O Lord God, the whole world is filled with the radiance of your glory: accept our offering of these stained glass windows which we now dedicate to you for the adornment of this place and the inspiration of your people. Grant that as the light shines through in its many colors, so our lives may show forth the beauty of your manifold gifts of grace; through Jesus Christ our Lord. Amen.

The story of the glass

Gil tells this story of the glass: “When in middle school, my daughter and I took a couple of stained glass classes at Hobby Lobby, and we learned basic techniques together. I watched my daughter create an amazing small stained glass piece for St. Martin’s Lenten Stations of the Cross art project in 2010. We brainstormed, “What if we made some large pieces for St. Martin?” and considered that the west windows on the church would have the most impact. We measured them, and talked to stained glass pros about what techniques to use and how to suspend large pieces. Then our family got busy with two kids in high school, so it was just an idea for many years.
In spring of 2013, St. Martin’s education director Corrie Cabes was organizing the Unbroken Circle, a fine arts gallery inviting participants from across the diocese, I got the stained glass bug again and created the first piece. The Unbroken Circle featured art from each liturgical season, and I chose Pentecost.  I sketched out my design and plan and ran it by our clergy, Father Jim Reynolds and Mother Amy Haynie, and got their thumbs-up that the symbolism was sound. I finished the first piece, a dove descending from heaven to earth, at the May 2013 gallery held at St. Elisabeth’s Episcopal Church in Fort Worth.
I had been considering what to do as the second piece, because I definitely wanted a “sister” piece that would look natural and cohesive beside the first, and to continue telling a story of God’s love. My wife saw an appealing picture of a cross with rays radiating from it on Pinterest, and that idea seemed a good fit with the story I had in my mind anyway – of Jesus, on the cross, bringing salvation to the world, bridging heaven and earth for us, filling the world with his glory. I ran that by Father Mike Wallens and Mother Amy Haynie, and this year I eventually got the second piece built. Then I had to make the frames, using the basic woodworking I learned from my father. ”

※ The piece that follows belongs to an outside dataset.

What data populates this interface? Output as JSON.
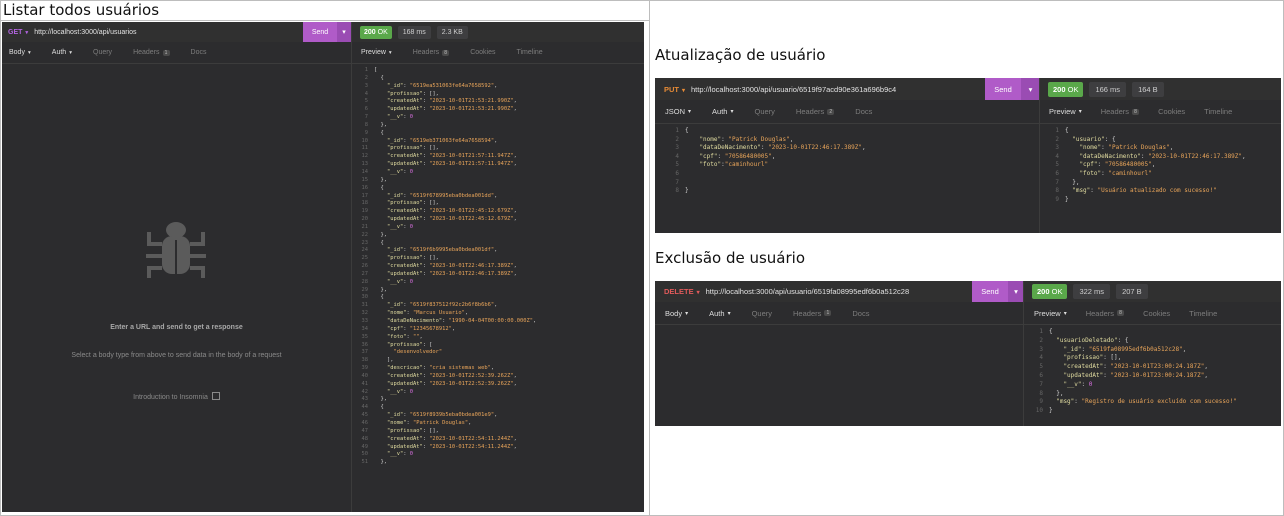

The stained glass work is rich in color to symbolize that Christ’s love is for all people and that all are welcome at St. Martin.  When asked about the depiction of Earth in the windows, Gil offered, “Yes, one could interpret the amorphous shapes as Pangea. The Episcopal Church has affirmed the compatibility of science and faith.”
Glenda Morehead is one of the many at St. Martin-in-the-Fields who appreciates the transformation the windows have brought. “The windows have gone from being a real problem, with the west sun baking through mini-blinds and bleaching the carpet, to being things of beauty and inspiration.”
Gil said, “I am humbled by the reaction of people at church. I ask each of you to consider what you can do at St. Martin-in-the-Fields.”